Spanish Lessons

Topics

Combining Parts of Speech - Part 4

Combining Parts of Speech - Part 1

Combining Parts of Speech - Part 2

Combining Parts of Speech - Part 3

Let's continue studying phrases that combine prepositions, articles, and pronouns since these can be a source of confusion for Spanish learners. Take a look at Part 1, Part 2 and Part 3 here.
 

BANNER PLACEHOLDER

Check out the following quote from one of our most recent videos. In this clip teacher Carolina is discussing common mistakes that her students make, and says:

El primer caso del que les quiero hablar hoy es...

The first case I want to talk to you about today is...

Caption 7, Lecciones con Carolina - Errores comunes - Part 5

 Play Caption

 
The phrase del que les is used frequently in Spanish, and has no direct translation in English. If we break this phrase down, we find that it literally means "of the which to you:" the contraction del (preposition de + article el), plus the relative pronoun que (which), and the personal pronoun les (to you). But in English, we don't really say things like "of the which to you." Instead, English uses a very different structure that requires an additional word: "about."
 
In fact, a more literal translation of the example would be something like: "The first case about which I want to talk to you today is." In Spanish, by the way, there's a similar construction that uses the phrase acerca de, which literally means "about." So in fact, you can also say the following:
 
El primer caso acerca del que les quiero hablar hoy es...
The first case about which I want to talk to you today is...
 
However, these expressions are a bit over complicated, both in Spanish and in English. In Spanish, it's better and more straightforward to simply use the preposition de (of, from) combined with the appropriate articles and pronouns, which must agree with the nouns they refer to in both number and gender. For example:
 

El tipo del que les hablo nunca más apareció

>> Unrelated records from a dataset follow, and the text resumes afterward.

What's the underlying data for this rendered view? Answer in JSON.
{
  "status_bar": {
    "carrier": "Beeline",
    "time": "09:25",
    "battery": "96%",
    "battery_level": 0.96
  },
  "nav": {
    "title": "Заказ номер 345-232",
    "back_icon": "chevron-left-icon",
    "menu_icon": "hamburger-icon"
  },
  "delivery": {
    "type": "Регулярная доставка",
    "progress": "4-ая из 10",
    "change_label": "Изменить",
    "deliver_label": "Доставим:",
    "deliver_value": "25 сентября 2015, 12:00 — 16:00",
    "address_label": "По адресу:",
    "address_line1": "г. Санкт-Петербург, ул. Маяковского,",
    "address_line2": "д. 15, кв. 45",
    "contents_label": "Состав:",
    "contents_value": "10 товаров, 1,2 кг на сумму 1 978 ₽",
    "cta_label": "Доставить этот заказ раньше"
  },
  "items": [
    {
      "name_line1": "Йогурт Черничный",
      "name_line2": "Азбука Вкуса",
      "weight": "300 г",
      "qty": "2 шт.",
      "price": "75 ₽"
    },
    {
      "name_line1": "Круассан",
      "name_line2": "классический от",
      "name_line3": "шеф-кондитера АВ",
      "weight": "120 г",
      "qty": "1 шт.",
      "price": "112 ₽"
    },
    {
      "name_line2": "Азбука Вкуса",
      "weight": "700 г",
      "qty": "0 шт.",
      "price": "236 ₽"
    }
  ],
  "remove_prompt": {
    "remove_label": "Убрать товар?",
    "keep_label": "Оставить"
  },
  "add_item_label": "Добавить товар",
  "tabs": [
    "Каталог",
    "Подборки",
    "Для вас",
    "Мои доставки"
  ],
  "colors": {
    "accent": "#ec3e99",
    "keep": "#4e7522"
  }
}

The guy about whom I speak to you never again showed up

Caption 5, ChocQuibTown - Oro

 Play Caption


So, if you are talking about a noun that is both singular and masculine, like el caso (the case) or el tipo (the guy), you need to use del, that is de + el (the). Let's now see an example with a plural noun like artistas (artists), that needs de + los (or de + las if we were talking about female artists):

BANNER PLACEHOLDER

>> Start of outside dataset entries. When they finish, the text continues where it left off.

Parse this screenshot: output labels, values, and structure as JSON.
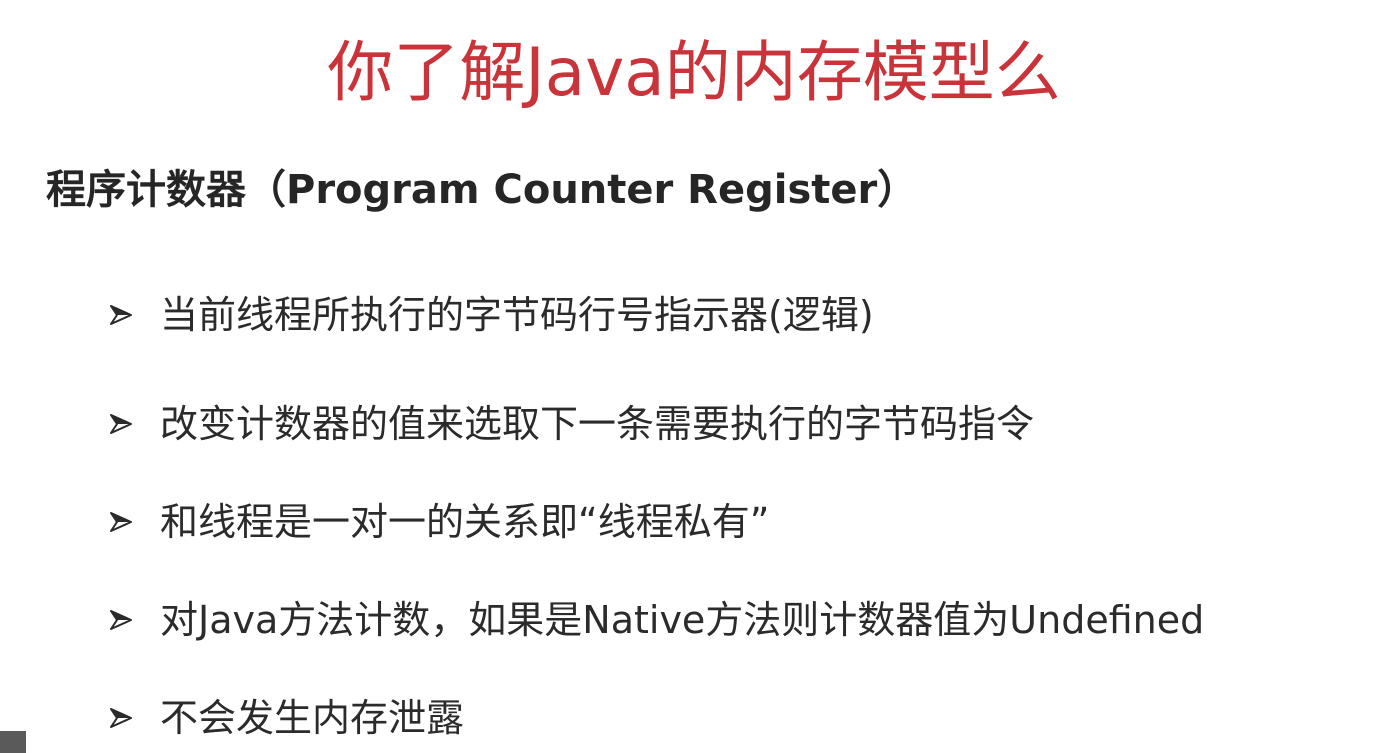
{
  "slide": {
    "title": "你了解Java的内存模型么",
    "subtitle": "程序计数器（Program Counter Register）",
    "bullets": [
      {
        "text": "当前线程所执行的字节码行号指示器(逻辑)",
        "marker": "arrowhead-bullet-icon"
      },
      {
        "text": "改变计数器的值来选取下一条需要执行的字节码指令",
        "marker": "arrowhead-bullet-icon"
      },
      {
        "text": "和线程是一对一的关系即“线程私有”",
        "marker": "arrowhead-bullet-icon"
      },
      {
        "text": "对Java方法计数，如果是Native方法则计数器值为Undefined",
        "marker": "arrowhead-bullet-icon"
      },
      {
        "text": "不会发生内存泄露",
        "marker": "arrowhead-bullet-icon"
      }
    ],
    "colors": {
      "title": "#c9343a",
      "text": "#2b2b2b"
    }
  }
}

Pintó junto a grandes artistas de los que aprendió casi todo.

He painted alongside great artists from whom he learned almost everything.

Caption 15, Europa Abierta - Alejandro Hermann - El arte de pintar

 Play Caption

 

You May Also Like